__MATERIAL SHOWN__:
────────────────

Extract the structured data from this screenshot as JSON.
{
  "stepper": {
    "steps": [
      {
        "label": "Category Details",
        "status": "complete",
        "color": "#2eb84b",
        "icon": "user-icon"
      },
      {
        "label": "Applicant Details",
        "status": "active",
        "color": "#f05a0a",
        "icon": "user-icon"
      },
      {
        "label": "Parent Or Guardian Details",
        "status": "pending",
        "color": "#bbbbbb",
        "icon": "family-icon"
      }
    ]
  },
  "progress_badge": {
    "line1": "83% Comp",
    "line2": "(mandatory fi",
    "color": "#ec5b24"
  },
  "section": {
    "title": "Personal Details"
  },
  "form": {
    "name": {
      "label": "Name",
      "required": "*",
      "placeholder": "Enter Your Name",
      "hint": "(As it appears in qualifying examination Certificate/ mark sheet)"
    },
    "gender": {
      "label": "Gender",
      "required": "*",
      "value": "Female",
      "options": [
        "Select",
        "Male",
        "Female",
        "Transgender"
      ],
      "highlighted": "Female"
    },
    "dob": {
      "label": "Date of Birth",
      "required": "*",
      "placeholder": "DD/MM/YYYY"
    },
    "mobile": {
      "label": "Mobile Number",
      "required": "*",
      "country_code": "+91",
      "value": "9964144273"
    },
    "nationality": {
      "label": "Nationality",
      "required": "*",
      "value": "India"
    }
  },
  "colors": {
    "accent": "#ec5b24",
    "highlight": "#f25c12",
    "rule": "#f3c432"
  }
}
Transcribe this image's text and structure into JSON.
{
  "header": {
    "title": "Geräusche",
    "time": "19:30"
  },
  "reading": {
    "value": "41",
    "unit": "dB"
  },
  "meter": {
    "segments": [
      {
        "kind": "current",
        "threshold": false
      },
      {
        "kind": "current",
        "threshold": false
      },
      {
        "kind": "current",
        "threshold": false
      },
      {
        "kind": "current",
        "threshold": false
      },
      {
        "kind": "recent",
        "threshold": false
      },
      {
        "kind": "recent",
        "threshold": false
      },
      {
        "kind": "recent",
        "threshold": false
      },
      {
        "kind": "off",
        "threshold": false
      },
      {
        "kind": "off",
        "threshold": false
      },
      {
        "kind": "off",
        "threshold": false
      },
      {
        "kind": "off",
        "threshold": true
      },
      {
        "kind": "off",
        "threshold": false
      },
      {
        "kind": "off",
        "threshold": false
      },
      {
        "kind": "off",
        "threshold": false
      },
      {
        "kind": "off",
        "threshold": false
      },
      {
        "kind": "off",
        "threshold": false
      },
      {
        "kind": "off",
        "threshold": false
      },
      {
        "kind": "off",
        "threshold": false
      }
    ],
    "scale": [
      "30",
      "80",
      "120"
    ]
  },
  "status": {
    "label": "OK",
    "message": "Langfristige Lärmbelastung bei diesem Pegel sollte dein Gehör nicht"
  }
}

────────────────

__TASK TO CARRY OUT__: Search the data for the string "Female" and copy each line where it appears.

__EXERCISE RESPONSE__:
      "value": "Female",
        "Female",
      "highlighted": "Female"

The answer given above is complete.